For example, when living in Nigeria I travelled with our regional medical officer, Dr. Jan, to visit an island just opposite Lagos and the busy port of Apapa on which, we were told, 50,000 people lived without medical facilities. When anyone on the island was seriously ill either a traditional herbalist was consulted or the patient had to be put in an open boat and transported across to Lagos or Apapa. While this was bad enough, the island was the suspected lair of local pirates that preyed upon the busy shipping lanes into Lagos/Apapa and especially those ships awaiting a berth at anchor off-shore. Since Nigeria is second only to Somalia in terms of the number of piracy incidents and 80% of the armed attacks on ships in Nigerian waters occur in or around Lagos, these pirates had to be taken seriously. The Regional Security Officer was understandably reluctant to let Dr. Jan and I take a small power boat across to the island for our visit with the traditional ruler and his council.
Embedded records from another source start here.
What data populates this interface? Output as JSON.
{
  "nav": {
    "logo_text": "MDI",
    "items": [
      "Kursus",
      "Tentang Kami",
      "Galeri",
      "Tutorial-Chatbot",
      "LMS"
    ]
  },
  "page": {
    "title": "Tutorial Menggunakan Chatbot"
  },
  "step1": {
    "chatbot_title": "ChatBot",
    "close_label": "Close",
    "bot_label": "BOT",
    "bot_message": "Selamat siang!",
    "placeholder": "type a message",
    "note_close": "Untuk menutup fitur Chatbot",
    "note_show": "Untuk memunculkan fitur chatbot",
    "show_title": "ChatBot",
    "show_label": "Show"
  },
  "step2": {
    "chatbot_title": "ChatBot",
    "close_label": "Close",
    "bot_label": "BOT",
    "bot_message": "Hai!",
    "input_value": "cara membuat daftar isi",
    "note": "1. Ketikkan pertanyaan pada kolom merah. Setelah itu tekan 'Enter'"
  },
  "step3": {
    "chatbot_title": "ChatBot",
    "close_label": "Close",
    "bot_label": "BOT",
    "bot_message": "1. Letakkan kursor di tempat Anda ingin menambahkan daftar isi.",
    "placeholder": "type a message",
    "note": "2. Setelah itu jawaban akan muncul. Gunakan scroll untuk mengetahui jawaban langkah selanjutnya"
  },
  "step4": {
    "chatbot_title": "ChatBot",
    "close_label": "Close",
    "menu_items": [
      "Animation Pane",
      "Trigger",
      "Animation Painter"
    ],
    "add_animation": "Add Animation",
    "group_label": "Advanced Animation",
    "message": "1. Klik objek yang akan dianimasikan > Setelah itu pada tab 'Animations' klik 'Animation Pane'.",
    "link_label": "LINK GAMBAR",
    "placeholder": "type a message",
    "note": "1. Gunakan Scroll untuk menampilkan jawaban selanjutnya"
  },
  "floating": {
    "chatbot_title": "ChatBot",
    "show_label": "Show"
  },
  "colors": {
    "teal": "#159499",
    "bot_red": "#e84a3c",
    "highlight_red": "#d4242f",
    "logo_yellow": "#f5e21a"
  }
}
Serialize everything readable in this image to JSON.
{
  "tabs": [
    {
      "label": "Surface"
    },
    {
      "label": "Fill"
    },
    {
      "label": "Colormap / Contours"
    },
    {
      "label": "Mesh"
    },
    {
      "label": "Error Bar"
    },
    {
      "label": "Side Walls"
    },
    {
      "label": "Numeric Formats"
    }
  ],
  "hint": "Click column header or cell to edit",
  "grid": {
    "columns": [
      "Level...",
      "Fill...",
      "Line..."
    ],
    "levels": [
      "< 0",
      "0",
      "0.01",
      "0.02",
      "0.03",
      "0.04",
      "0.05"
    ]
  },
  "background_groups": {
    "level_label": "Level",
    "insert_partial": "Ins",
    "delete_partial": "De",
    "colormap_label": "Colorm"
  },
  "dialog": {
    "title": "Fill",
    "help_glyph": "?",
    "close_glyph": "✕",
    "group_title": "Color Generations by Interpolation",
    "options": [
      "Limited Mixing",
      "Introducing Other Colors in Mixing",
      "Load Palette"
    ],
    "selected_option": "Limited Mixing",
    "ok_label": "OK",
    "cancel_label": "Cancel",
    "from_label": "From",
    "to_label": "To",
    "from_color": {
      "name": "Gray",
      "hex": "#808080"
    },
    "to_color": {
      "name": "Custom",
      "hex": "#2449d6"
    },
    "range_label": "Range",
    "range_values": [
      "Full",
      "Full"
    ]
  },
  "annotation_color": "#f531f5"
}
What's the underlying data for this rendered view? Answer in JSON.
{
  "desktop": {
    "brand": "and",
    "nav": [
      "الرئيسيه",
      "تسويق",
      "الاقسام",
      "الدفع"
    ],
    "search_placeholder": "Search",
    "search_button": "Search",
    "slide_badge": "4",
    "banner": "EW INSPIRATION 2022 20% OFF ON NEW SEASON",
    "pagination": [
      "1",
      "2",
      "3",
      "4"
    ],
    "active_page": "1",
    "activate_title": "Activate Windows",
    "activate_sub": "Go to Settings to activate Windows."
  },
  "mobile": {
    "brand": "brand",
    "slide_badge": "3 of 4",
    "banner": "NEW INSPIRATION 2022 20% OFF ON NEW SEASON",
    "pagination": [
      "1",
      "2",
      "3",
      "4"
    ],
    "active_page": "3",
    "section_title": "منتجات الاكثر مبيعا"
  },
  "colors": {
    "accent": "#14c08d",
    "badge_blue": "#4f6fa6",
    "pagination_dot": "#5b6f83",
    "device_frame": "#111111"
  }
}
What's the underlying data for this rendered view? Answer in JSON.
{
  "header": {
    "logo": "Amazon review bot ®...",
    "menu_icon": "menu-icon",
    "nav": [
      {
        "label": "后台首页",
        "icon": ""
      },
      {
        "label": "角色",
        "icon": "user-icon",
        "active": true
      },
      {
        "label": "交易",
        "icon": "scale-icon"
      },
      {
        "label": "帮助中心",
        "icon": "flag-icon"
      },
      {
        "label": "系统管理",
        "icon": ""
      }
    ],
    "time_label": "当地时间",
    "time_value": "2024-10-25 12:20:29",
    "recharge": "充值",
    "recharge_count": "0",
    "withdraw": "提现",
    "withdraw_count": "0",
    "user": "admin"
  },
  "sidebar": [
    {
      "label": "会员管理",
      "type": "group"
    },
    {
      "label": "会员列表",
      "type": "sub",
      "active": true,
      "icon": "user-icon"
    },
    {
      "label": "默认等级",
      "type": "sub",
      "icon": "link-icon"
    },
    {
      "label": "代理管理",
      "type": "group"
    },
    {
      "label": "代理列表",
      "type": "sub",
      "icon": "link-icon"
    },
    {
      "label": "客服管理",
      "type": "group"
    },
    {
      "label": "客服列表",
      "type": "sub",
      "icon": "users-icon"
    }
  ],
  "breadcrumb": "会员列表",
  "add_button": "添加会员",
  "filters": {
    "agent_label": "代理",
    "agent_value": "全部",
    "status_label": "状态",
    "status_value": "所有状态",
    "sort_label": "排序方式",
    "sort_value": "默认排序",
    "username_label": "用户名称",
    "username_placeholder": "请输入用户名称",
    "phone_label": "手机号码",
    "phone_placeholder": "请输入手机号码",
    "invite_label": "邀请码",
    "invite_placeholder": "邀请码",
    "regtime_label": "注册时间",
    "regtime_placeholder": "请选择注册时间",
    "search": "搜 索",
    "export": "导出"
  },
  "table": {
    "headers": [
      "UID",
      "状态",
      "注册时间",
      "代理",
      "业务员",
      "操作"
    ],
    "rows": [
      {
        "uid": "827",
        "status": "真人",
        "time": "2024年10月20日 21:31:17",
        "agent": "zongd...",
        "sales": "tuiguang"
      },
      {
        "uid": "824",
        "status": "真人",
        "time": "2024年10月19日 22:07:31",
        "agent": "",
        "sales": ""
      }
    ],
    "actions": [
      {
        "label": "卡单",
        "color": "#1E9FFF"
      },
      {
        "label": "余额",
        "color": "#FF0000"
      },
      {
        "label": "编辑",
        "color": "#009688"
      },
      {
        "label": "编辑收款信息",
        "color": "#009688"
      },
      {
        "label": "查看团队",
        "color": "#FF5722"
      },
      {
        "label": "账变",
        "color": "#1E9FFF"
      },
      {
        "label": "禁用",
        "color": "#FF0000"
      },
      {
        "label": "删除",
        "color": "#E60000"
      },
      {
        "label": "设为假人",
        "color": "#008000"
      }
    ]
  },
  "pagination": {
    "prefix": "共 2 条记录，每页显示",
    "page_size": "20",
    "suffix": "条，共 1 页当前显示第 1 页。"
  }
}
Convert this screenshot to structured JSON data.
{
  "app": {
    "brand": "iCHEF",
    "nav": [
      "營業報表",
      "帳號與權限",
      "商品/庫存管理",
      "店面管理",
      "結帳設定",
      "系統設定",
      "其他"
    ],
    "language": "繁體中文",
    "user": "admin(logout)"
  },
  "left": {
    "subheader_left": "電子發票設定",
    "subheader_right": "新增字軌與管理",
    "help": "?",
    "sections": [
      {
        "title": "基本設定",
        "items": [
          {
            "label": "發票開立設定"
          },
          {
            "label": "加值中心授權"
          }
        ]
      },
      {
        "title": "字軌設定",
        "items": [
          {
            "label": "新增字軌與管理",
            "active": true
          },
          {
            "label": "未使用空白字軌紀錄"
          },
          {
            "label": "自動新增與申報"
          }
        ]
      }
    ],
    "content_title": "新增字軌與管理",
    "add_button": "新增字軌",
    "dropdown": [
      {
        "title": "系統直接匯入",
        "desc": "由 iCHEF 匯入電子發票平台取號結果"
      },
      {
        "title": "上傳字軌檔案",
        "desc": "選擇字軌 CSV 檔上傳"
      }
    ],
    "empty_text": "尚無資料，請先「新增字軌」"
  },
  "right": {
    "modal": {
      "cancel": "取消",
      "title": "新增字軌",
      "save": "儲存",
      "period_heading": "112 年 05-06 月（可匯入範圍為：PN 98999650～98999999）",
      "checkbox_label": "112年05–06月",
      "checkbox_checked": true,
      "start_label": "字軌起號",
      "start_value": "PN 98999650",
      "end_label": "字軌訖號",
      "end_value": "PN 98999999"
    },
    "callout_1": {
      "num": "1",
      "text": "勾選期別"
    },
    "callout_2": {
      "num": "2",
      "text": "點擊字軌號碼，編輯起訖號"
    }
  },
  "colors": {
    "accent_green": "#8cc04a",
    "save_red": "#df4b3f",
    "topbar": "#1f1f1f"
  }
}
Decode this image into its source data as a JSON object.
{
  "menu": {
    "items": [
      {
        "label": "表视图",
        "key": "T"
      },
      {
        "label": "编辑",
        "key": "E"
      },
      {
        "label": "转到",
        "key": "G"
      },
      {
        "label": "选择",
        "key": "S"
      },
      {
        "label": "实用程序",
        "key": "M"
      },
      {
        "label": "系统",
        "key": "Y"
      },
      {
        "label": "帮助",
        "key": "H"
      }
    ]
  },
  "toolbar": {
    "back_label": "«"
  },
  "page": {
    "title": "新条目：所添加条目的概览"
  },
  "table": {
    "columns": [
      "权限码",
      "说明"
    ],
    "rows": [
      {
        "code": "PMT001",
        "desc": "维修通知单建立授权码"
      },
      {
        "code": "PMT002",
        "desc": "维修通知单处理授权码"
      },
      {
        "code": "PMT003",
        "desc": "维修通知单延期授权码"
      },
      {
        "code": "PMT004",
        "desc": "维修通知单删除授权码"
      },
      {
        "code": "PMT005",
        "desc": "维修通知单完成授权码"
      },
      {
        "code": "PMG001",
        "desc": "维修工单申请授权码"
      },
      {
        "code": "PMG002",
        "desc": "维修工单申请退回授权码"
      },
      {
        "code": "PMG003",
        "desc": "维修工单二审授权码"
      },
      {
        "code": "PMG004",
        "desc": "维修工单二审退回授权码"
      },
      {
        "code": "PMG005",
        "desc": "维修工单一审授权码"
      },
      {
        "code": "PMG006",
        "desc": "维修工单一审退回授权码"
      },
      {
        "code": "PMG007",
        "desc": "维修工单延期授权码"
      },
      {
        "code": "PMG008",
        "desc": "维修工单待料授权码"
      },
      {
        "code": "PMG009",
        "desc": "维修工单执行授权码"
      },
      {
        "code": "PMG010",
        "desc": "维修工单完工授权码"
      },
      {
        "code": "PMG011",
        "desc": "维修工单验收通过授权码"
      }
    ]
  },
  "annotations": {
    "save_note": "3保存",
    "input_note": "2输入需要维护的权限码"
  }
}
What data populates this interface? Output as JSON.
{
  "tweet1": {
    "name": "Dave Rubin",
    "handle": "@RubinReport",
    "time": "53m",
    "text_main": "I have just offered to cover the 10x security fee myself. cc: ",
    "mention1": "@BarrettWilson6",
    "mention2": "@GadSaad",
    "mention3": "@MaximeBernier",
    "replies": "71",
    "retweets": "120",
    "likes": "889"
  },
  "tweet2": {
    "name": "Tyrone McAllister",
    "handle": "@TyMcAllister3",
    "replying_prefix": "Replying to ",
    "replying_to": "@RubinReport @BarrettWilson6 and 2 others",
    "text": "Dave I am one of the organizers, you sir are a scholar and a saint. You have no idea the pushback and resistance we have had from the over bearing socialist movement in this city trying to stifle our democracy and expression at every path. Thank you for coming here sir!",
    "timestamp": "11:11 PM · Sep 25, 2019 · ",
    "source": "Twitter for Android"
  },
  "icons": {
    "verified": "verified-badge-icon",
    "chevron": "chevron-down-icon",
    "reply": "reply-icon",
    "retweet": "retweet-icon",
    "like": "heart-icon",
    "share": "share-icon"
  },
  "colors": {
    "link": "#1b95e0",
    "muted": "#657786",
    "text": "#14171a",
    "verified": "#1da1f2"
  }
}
Eventually he approved and we set out with two Nigerian policemen armed with AK47s as escort/protection. We were landed next to a massive, wooden canoe into which we had to clamber and then walk to the bows to jump off onto the sandy, litter-strewn shore (no such thing as a dock or pier in this village). We walked between the one-story, plastered houses with tin or palm roofs and open doors and windows, scattering the chickens and goats. We passed the school where the children sat in open rooms on wooden benches facing greying chalkboards wearing neat, clean uniforms. Finally, at the Traditional Ruler’s house, we left our security escort outside to sit on mismatching old sofas in front of his armchair raised on a wooden pallet and listen to the Traditional Ruler relate the woes of his community with respect to medical care. Then we traipsed back the way we’d come and climbed again over the canoe to our boat to return to modern, bustling Lagos. And what does all this have to do with titles? Well, the name of the island was Tomaro, so we had just literally taken “The Boat to Tomorrow.” The perfect title! In fact, I proposed it as the title for a book about Dr. Jan and all the work she has done in communities like this. She certainly should write about her life, but she is too busy bringing medical care and education to those who need it most to write a book. So the title is just going to waste….

And then there is the whole issue of mindless search engines. Nowadays, so many books are sold on line, that titles really have to be related enough to the topic to enable search engines to find them by subject. If a reader has just read a great book on the American Civil War, example, and wants to find another, he/she is most likely to go to amazon.com and search by topic, typing in phrases such as “Civil War,” “Confederacy,” “War Between the States,” etc. Gone with the Wind would probably never get a hit – if it wasn’t already so famous that someone has manually put in a tag for it.

But tags can be tricky. That’s why publishers now suggest a catchy title followed by a descriptive subtitle, but search engines can be very finicky and I’m not sure the subtitle option works as well as descriptive titles.

To help me understand reader perspectives on titles, I’d like to hear your opinion of my titles. Please rate the titles below on a scale of 1 (bad/dislike) to 10 (super! I’d pick up a book with this title even if I knew nothing else about it). A score of 5 should indicate absolutely no feelings one way or the other. Thanks for your help!